The Healthy California Act, Senate Bill 562, authored by Senators Ricardo Lara – Bell Gardens and Toni Atkins – San Diego, proposes a publicly financed, but privately delivered healthcare plan for everyone in California. There will be hearings, committee votes and amendments this year in the California Senate, and then consideration by the Assembly in 2018. I encourage you to become familiar with this bill (Google SB 562 Lara). It is 36 pages, and understandable (mostly). After all, it is legislation.
SB 562 will replace private insurance plans that cover benefits contained in SB 562. Private insurers may write policies covering cosmetic surgery, private rooms not warranted by medical condition, etc. The California administered plan will fold in all the publicly funded programs as well.
The benefit package will be comprehensive, including dental, hearing, vision, mental health, addiction treatment, translation services, case management and coordination, adult day care and many others.
Funding will be simple and fair. More than half the funds needed are already raised through existing taxes at the Federal and State level to pay for Medicare, Medi-Cal, public health services, and public clinics in California. Those Funds would go into the Healthy California Trust Fund. The U.S. Dept. of Health and Human Services will need to issue waivers for that to occur.
The balance of the funds needed to finance care are already being paid by Californians via premiums that workers, non-workers and businesses pay to private insurers, by money paid out of pocket for co-pays, deductibles, dental and vision and other uncovered services. That money would be collected “…based on his or her ability to pay and funded by broad-based revenue”.
That means: no more rationing of healthcare based on income; everyone and every business pays a fair share; no more interruption of care with job loss; no more outlandish premiums for those over 50 or in the individual insurance market; no more delaying treatment because of lack of funds; no more choosing between food and medicine; no more bankruptcy due to medical debt.
As the results of the fiscal analysis of SB 562 will not be available until summer, the funding language in SB 562 is necessarily vague.

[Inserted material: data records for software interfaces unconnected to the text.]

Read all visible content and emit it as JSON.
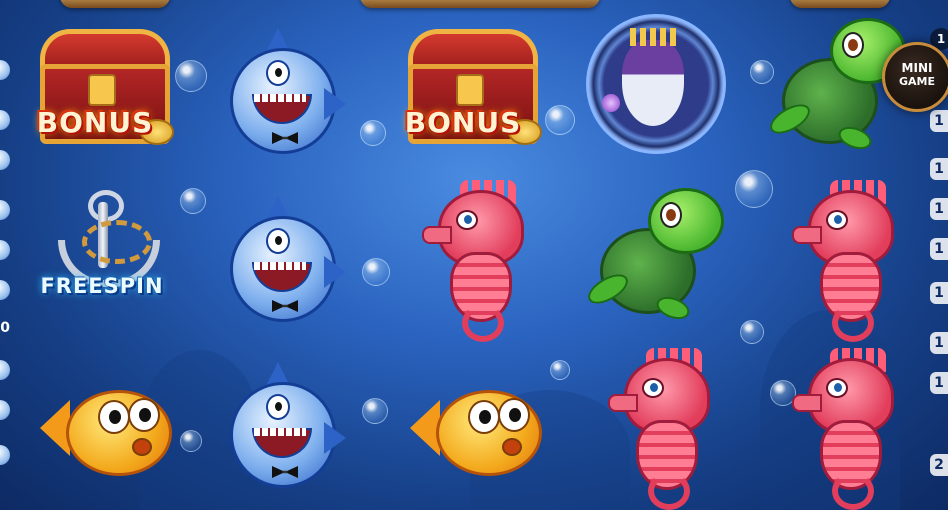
{
  "game": {
    "mini_game": {
      "line1": "MINI",
      "line2": "GAME",
      "badge": "1"
    },
    "side_numbers_right": [
      "1",
      "1",
      "1",
      "1",
      "1",
      "1",
      "1",
      "2"
    ],
    "side_number_left": "0",
    "symbols": {
      "bonus": "BONUS",
      "freespin": "FREESPIN"
    },
    "grid": [
      [
        "chest",
        "shark",
        "chest",
        "wizard",
        "turtle"
      ],
      [
        "anchor",
        "shark",
        "seahorse",
        "turtle",
        "seahorse"
      ],
      [
        "fish",
        "shark",
        "fish",
        "seahorse",
        "seahorse"
      ]
    ]
  },
  "colors": {
    "background_center": "#4a8be0",
    "background_edge": "#0d2a63",
    "bonus_text": "#fff4d1",
    "bonus_outline": "#b3120a",
    "freespin_text": "#e9fbff",
    "freespin_outline": "#0a3c8a"
  }
}
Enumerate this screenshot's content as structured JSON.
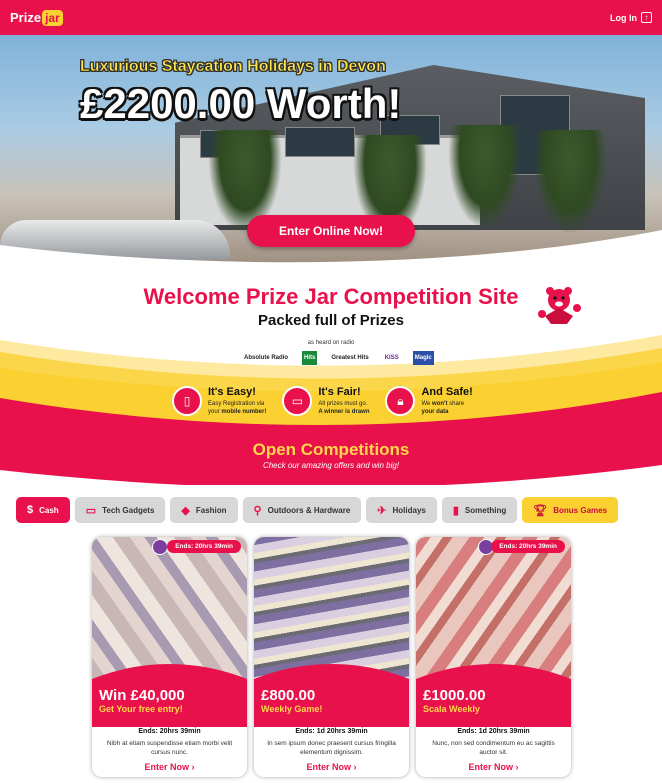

However, historically, multiple analyses have been done in states and nationally.
All of them show dramatic savings that lower the cost for every person (except the top 2%) and every business now paying insurance premiums for workers. Savings in administrative costs will cover expanding the benefit package and eliminating the share of cost.
All licensed healthcare providers and hospitals can participate, including plans such as Kaiser Permanente.
Physicians can participate in groups or individually. Patients choose their own GP’s and specialists, but must have a designated coordinator (a clinically recognized strategy to improve patient care) who the patient chooses. Patients do not need permission from their coordinator to see any eligible provider.
There will be a nine member appointed Healthy California Board, an independent public entity not affiliated with any other state agency or department, to set policy and otherwise govern the system. There will also be a large public advisory board representing 15 stakeholder areas such as health practitioners, labor, small and large business and four patients.
Healthy California, through various strategies and analyses, will reduce the inflation rate of healthcare costs. Providers of care will negotiate with Healthy California, just as they now have to do with private insurers. Healthy California will also develop a mechanism to negotiate drug prices.
Planning for the future, Healthy California will study long term nursing care and the medical component of Workers Compensation with the goal of eventual inclusion of those benefits.
(Peter Conn 4-18-17)